The pruning of the Berry Patch was slow but irreversible. By 2010, country officials offered the property for sale to recover unpaid taxes, and a group called Community Funding Solutions claimed it for $50,000. In March the group deeded the school to Housing Opportunities Program Inc., a subsidiary of the Fort Wayne Housing Authority, which operates apartments for low- and moderate-income people and is headquartered right next door.
And a new and competing dream entered the picture.
“We had seen the need for housing for homeless veterans, and as we were doing our planning, we learned CANI (Community Action of Northeast Indiana) was looking at the same thing. So we decided to work together,” said Housing Authority Executive Director Maynard Scales.
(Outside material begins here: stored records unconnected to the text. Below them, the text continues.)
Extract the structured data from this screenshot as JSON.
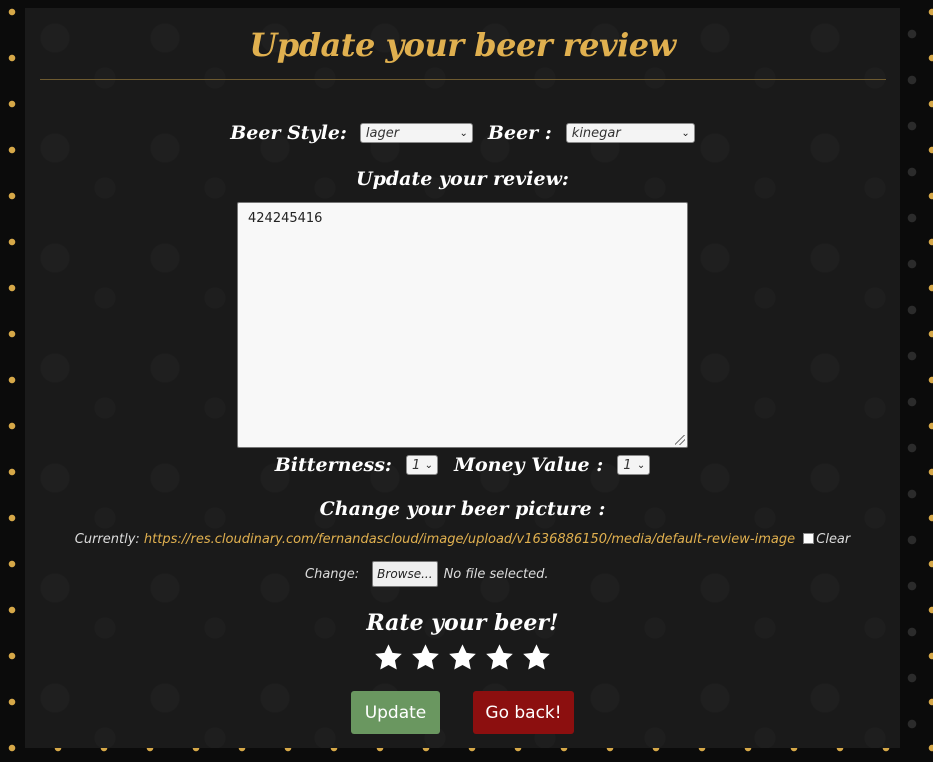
{
  "page": {
    "title": "Update your beer review"
  },
  "form": {
    "beer_style_label": "Beer Style:",
    "beer_style_value": "lager",
    "beer_label": "Beer :",
    "beer_value": "kinegar",
    "review_heading": "Update your review:",
    "review_text": "424245416",
    "bitterness_label": "Bitterness:",
    "bitterness_value": "1",
    "money_value_label": "Money Value :",
    "money_value_value": "1",
    "picture_heading": "Change your beer picture :",
    "currently_label": "Currently:",
    "current_picture_url": "https://res.cloudinary.com/fernandascloud/image/upload/v1636886150/media/default-review-image",
    "clear_label": "Clear",
    "change_label": "Change:",
    "browse_label": "Browse...",
    "no_file_text": "No file selected.",
    "rate_heading": "Rate your beer!",
    "rating": {
      "stars_total": 5
    }
  },
  "buttons": {
    "update_label": "Update",
    "back_label": "Go back!"
  },
  "colors": {
    "accent": "#e0b04f",
    "update": "#6a9760",
    "back": "#8c0f0f"
  }
}
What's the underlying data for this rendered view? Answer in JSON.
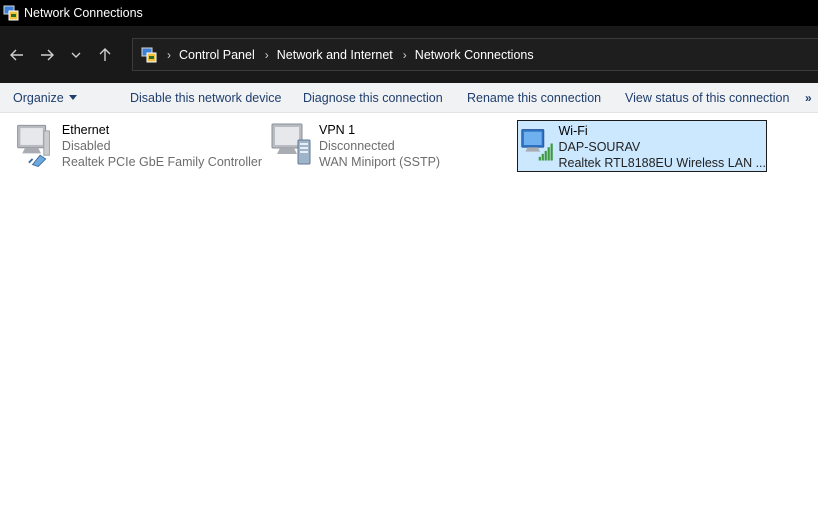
{
  "window": {
    "title": "Network Connections"
  },
  "breadcrumb": [
    "Control Panel",
    "Network and Internet",
    "Network Connections"
  ],
  "command_bar": {
    "organize": "Organize",
    "disable": "Disable this network device",
    "diagnose": "Diagnose this connection",
    "rename": "Rename this connection",
    "view_status": "View status of this connection",
    "more": "»"
  },
  "connections": [
    {
      "name": "Ethernet",
      "status": "Disabled",
      "device": "Realtek PCIe GbE Family Controller",
      "icon": "ethernet-adapter-icon"
    },
    {
      "name": "VPN 1",
      "status": "Disconnected",
      "device": "WAN Miniport (SSTP)",
      "icon": "vpn-adapter-icon"
    },
    {
      "name": "Wi-Fi",
      "status": "DAP-SOURAV",
      "device": "Realtek RTL8188EU Wireless LAN ...",
      "icon": "wifi-adapter-icon",
      "selected": true
    }
  ],
  "colors": {
    "titlebar": "#000000",
    "navbar": "#191919",
    "cmdbar": "#f1f2f4",
    "command_text": "#1f3e6e",
    "selection": "#cce8ff"
  }
}
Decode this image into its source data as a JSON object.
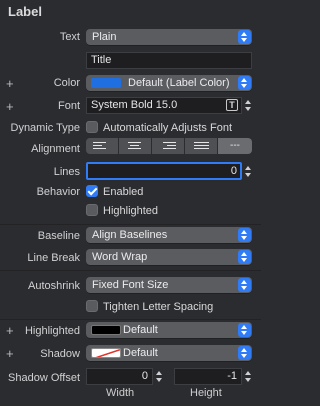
{
  "header": {
    "title": "Label"
  },
  "text": {
    "label": "Text",
    "type": "Plain",
    "value": "Title"
  },
  "color": {
    "label": "Color",
    "value": "Default (Label Color)",
    "swatch": "#1f6fe0"
  },
  "font": {
    "label": "Font",
    "value": "System Bold 15.0"
  },
  "dynamic_type": {
    "label": "Dynamic Type",
    "option": "Automatically Adjusts Font",
    "checked": false
  },
  "alignment": {
    "label": "Alignment",
    "natural_label": "---",
    "selected": "natural"
  },
  "lines": {
    "label": "Lines",
    "value": "0"
  },
  "behavior": {
    "label": "Behavior",
    "enabled": {
      "label": "Enabled",
      "checked": true
    },
    "highlighted": {
      "label": "Highlighted",
      "checked": false
    }
  },
  "baseline": {
    "label": "Baseline",
    "value": "Align Baselines"
  },
  "line_break": {
    "label": "Line Break",
    "value": "Word Wrap"
  },
  "autoshrink": {
    "label": "Autoshrink",
    "value": "Fixed Font Size",
    "tighten": {
      "label": "Tighten Letter Spacing",
      "checked": false
    }
  },
  "highlighted_color": {
    "label": "Highlighted",
    "value": "Default",
    "swatch": "#000000"
  },
  "shadow": {
    "label": "Shadow",
    "value": "Default"
  },
  "shadow_offset": {
    "label": "Shadow Offset",
    "width": {
      "value": "0",
      "caption": "Width"
    },
    "height": {
      "value": "-1",
      "caption": "Height"
    }
  },
  "colors": {
    "accent": "#2f7cf6",
    "panel": "#2b2c2f",
    "popup": "#5b5c60"
  }
}
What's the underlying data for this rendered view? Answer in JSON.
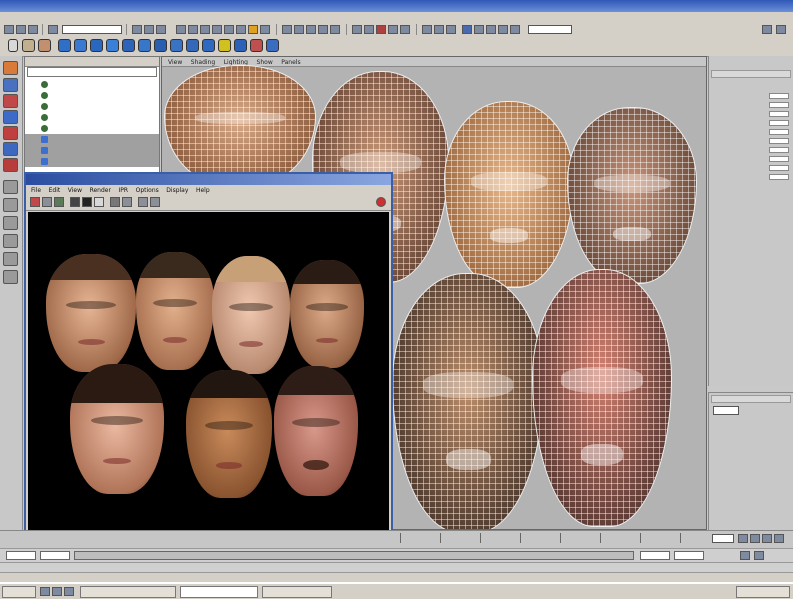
{
  "viewport": {
    "menus": [
      "View",
      "Shading",
      "Lighting",
      "Show",
      "Panels"
    ]
  },
  "render_view": {
    "menus": [
      "File",
      "Edit",
      "View",
      "Render",
      "IPR",
      "Options",
      "Display",
      "Help"
    ]
  },
  "colors": {
    "title_bar": "#2f58b8",
    "viewport_bg": "#b3b3b3",
    "render_canvas_bg": "#000000",
    "selection_row": "#a0a0a0",
    "face_skin_light": "#e2b796",
    "face_skin_dark": "#9a6644",
    "mesh_wire": "#ffffff"
  },
  "icons": [
    "select-tool",
    "lasso-tool",
    "move-tool",
    "rotate-tool",
    "scale-tool",
    "render-button",
    "ipr-button",
    "keep-image-button",
    "close-button"
  ]
}
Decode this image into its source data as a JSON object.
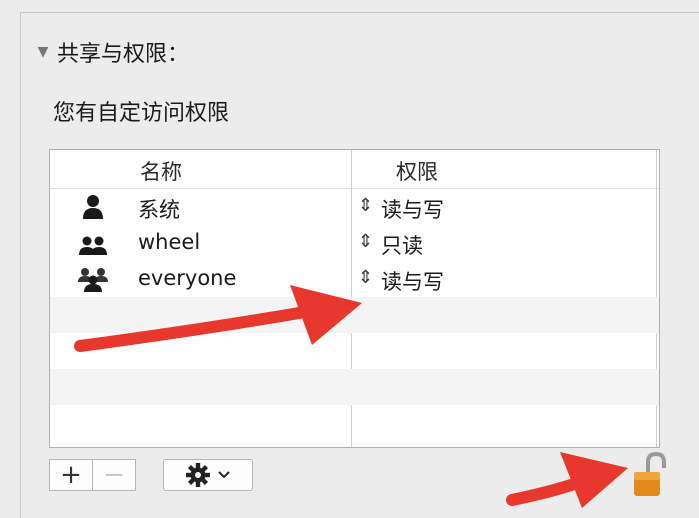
{
  "section": {
    "title": "共享与权限：",
    "access_note": "您有自定访问权限"
  },
  "table": {
    "columns": [
      "名称",
      "权限"
    ],
    "rows": [
      {
        "name": "系统",
        "permission": "读与写",
        "icon": "single-user-icon"
      },
      {
        "name": "wheel",
        "permission": "只读",
        "icon": "group-icon"
      },
      {
        "name": "everyone",
        "permission": "读与写",
        "icon": "everyone-icon"
      }
    ],
    "empty_rows": 3
  },
  "toolbar": {
    "add_label": "+",
    "remove_label": "−",
    "action_icon": "gear-icon",
    "lock_icon": "lock-open-icon"
  },
  "annotations": {
    "arrow_color": "#e8372c"
  }
}
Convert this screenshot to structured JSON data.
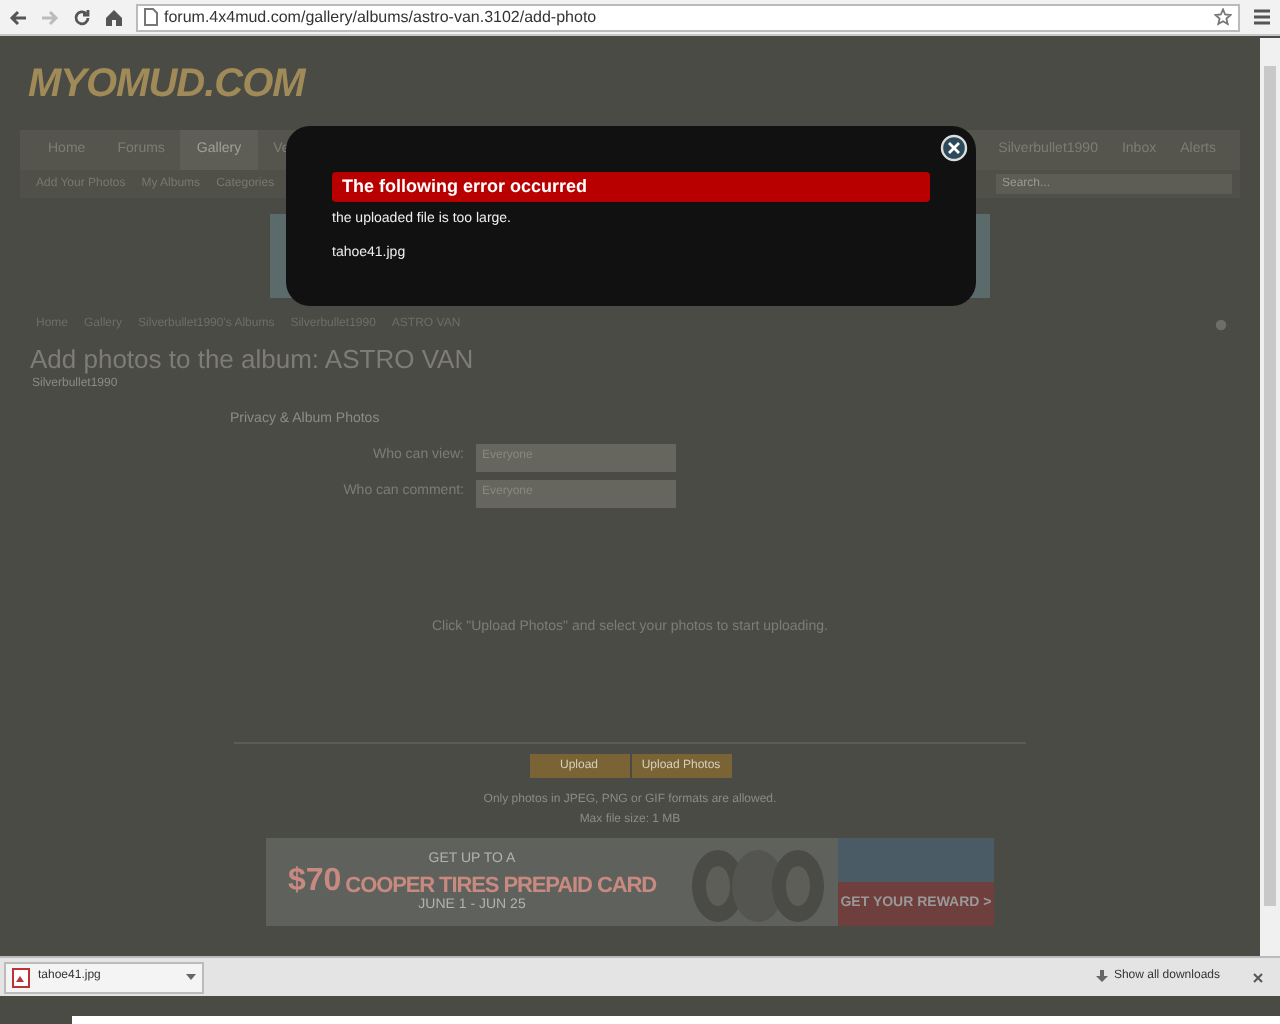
{
  "browser": {
    "url": "forum.4x4mud.com/gallery/albums/astro-van.3102/add-photo"
  },
  "site": {
    "logo": "MYOMUD.COM",
    "nav": [
      {
        "label": "Home",
        "selected": false
      },
      {
        "label": "Forums",
        "selected": false
      },
      {
        "label": "Gallery",
        "selected": true
      },
      {
        "label": "Ve",
        "selected": false
      }
    ],
    "user_nav": [
      "Silverbullet1990",
      "Inbox",
      "Alerts"
    ],
    "sub_nav": [
      "Add Your Photos",
      "My Albums",
      "Categories"
    ],
    "search": {
      "placeholder": "Search..."
    },
    "breadcrumbs": [
      "Home",
      "Gallery",
      "Silverbullet1990's Albums",
      "Silverbullet1990",
      "ASTRO VAN"
    ],
    "heading": "Add photos to the album: ASTRO VAN",
    "subheading": "Silverbullet1990",
    "section_title": "Privacy & Album Photos",
    "fields": [
      {
        "label": "Who can view:",
        "value": "Everyone"
      },
      {
        "label": "Who can comment:",
        "value": "Everyone"
      }
    ],
    "hint": "Click \"Upload Photos\" and select your photos to start uploading.",
    "buttons": [
      "Upload",
      "Upload Photos"
    ],
    "footer": [
      "Only photos in JPEG, PNG or GIF formats are allowed.",
      "Max file size: 1 MB"
    ],
    "ad": {
      "top": "GET UP TO A",
      "amount": "$70",
      "headline": "COOPER TIRES PREPAID CARD",
      "dates": "JUNE 1 - JUN 25",
      "cta": "GET YOUR REWARD >"
    }
  },
  "dialog": {
    "title": "The following error occurred",
    "message": "the uploaded file is too large.",
    "file": "tahoe41.jpg"
  },
  "downloads": {
    "file": "tahoe41.jpg",
    "show_all": "Show all downloads"
  }
}
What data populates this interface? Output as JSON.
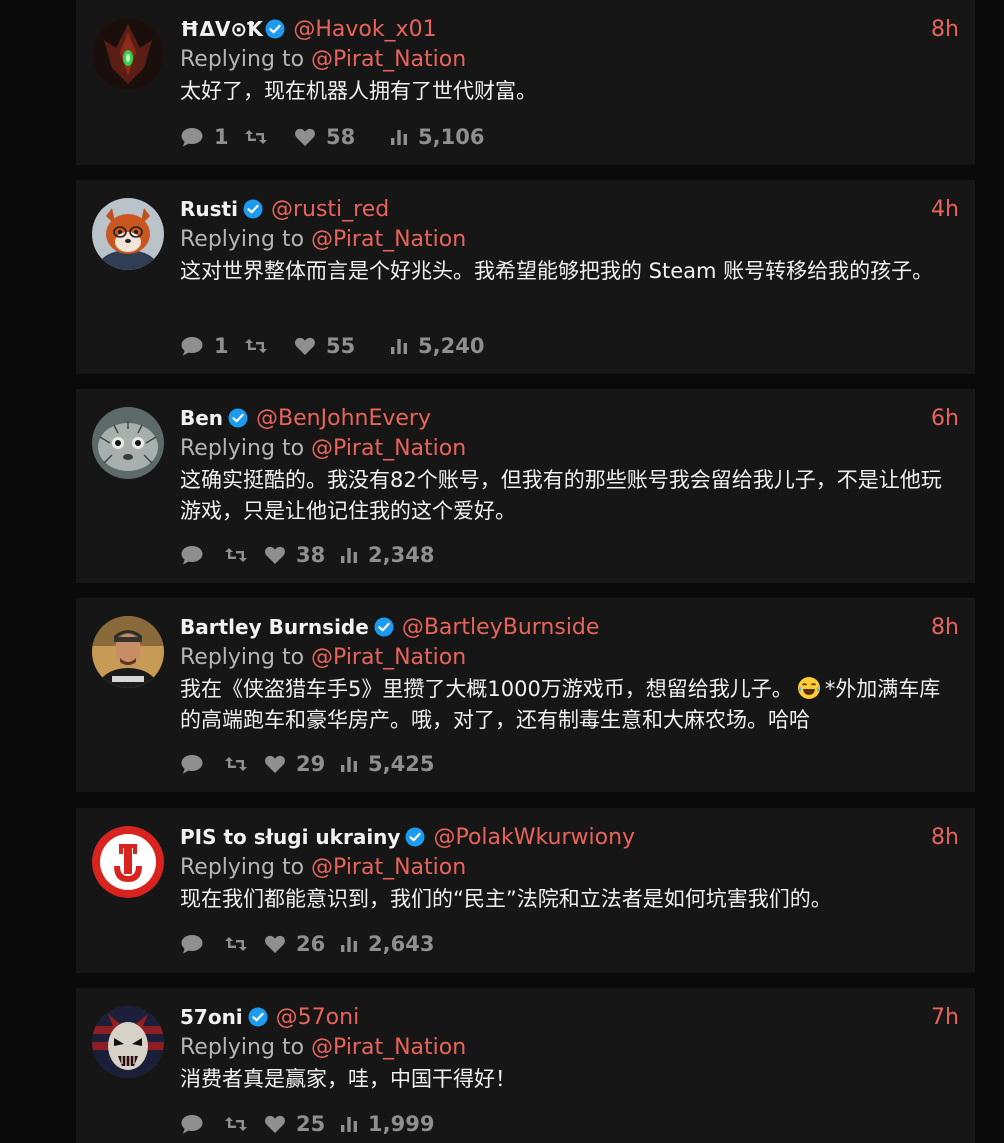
{
  "replies": [
    {
      "name": "ĦΔV⊙Ꝁ",
      "handle": "@Havok_x01",
      "time": "8h",
      "replying_prefix": "Replying to",
      "replying_to": "@Pirat_Nation",
      "text": "太好了，现在机器人拥有了世代财富。",
      "comments": "1",
      "likes": "58",
      "views": "5,106"
    },
    {
      "name": "Rusti",
      "handle": "@rusti_red",
      "time": "4h",
      "replying_prefix": "Replying to",
      "replying_to": "@Pirat_Nation",
      "text": "这对世界整体而言是个好兆头。我希望能够把我的 Steam 账号转移给我的孩子。",
      "comments": "1",
      "likes": "55",
      "views": "5,240"
    },
    {
      "name": "Ben",
      "handle": "@BenJohnEvery",
      "time": "6h",
      "replying_prefix": "Replying to",
      "replying_to": "@Pirat_Nation",
      "text": "这确实挺酷的。我没有82个账号，但我有的那些账号我会留给我儿子，不是让他玩游戏，只是让他记住我的这个爱好。",
      "comments": "",
      "likes": "38",
      "views": "2,348"
    },
    {
      "name": "Bartley Burnside",
      "handle": "@BartleyBurnside",
      "time": "8h",
      "replying_prefix": "Replying to",
      "replying_to": "@Pirat_Nation",
      "text_before_emoji": "我在《侠盗猎车手5》里攒了大概1000万游戏币，想留给我儿子。",
      "emoji": "laughing-tears-emoji",
      "text_after_emoji": "*外加满车库的高端跑车和豪华房产。哦，对了，还有制毒生意和大麻农场。哈哈",
      "comments": "",
      "likes": "29",
      "views": "5,425"
    },
    {
      "name": "PIS to sługi ukrainy",
      "handle": "@PolakWkurwiony",
      "time": "8h",
      "replying_prefix": "Replying to",
      "replying_to": "@Pirat_Nation",
      "text": "现在我们都能意识到，我们的“民主”法院和立法者是如何坑害我们的。",
      "comments": "",
      "likes": "26",
      "views": "2,643"
    },
    {
      "name": "57oni",
      "handle": "@57oni",
      "time": "7h",
      "replying_prefix": "Replying to",
      "replying_to": "@Pirat_Nation",
      "text": "消费者真是赢家，哇，中国干得好！",
      "comments": "",
      "likes": "25",
      "views": "1,999"
    }
  ],
  "colors": {
    "background": "#0a0a0a",
    "card": "#161616",
    "accent": "#e8645a",
    "verified": "#1d9bf0",
    "muted": "#8f8f8f"
  },
  "icons": {
    "comment": "comment-icon",
    "retweet": "retweet-icon",
    "like": "heart-icon",
    "views": "views-chart-icon",
    "verified": "verified-badge-icon"
  }
}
The fruit of that shared vision is the proposed Hillcrest Pointe project, which unlike existing shelters would provide permanent housing and services to veterans and their families.
The problem is that there's an old school in the way of their new idea – a school considered worth saving by historic preservation group ARCH and a vessel into which Berry has poured more than 30 years of his life.
Although Scales and CANI President and CEO Steve Hoffman sympathize, they say that incorporating the existing school into the veterans' project would be impractical, if not impossible. For one thing, Hoffman said, the project needs about 48 apartments to qualify for the state tax credits needed to make it financially feasible. But the school has room for only 13.
And even though the Housing Authority owns adjacent property, Scales said that land is already planned for a 16-unit housing project slated to begin this spring – meaning there is no room to attach new apartments to the old school.
All of which means the school is likely to end up on ARCH's next list of endangered historic structures, according to Executive Director Mike Galbraith.
Galbraith called the Hillcrest a “pretty significant” example of school architecture, having been designed by the same firm that produced the original section of Elmhurst High School, which is also now closed. “I'm optimistic about the history; we should preserve things that are beautiful and useful. But I'm worried about the cost (of saving it),” he said.
Berry insists he still has a passion for the “gem of a building” he once called home and hopes someone or something with money will be willing to save it as a cultural or community center. But this time, his dream seems even more implausible than before.
Just this week, however, the state denied CANI's application for tax credits – another round will come in November – so both dreams remain alive for now, if in limbo.
But in the end, the best outcome may be of at least some comfort to both: Scales and Hoffman say they hope to salvage some of the school's unique architectural features – and the sign from the old Hillcrest Drive-in Berry salvaged and moved onto the property in 1989 – and incorporate them in any new structure erected there.
It's not the dream ending Galbraith or Berry would want. But, given the circumstances, it's no nightmare, either.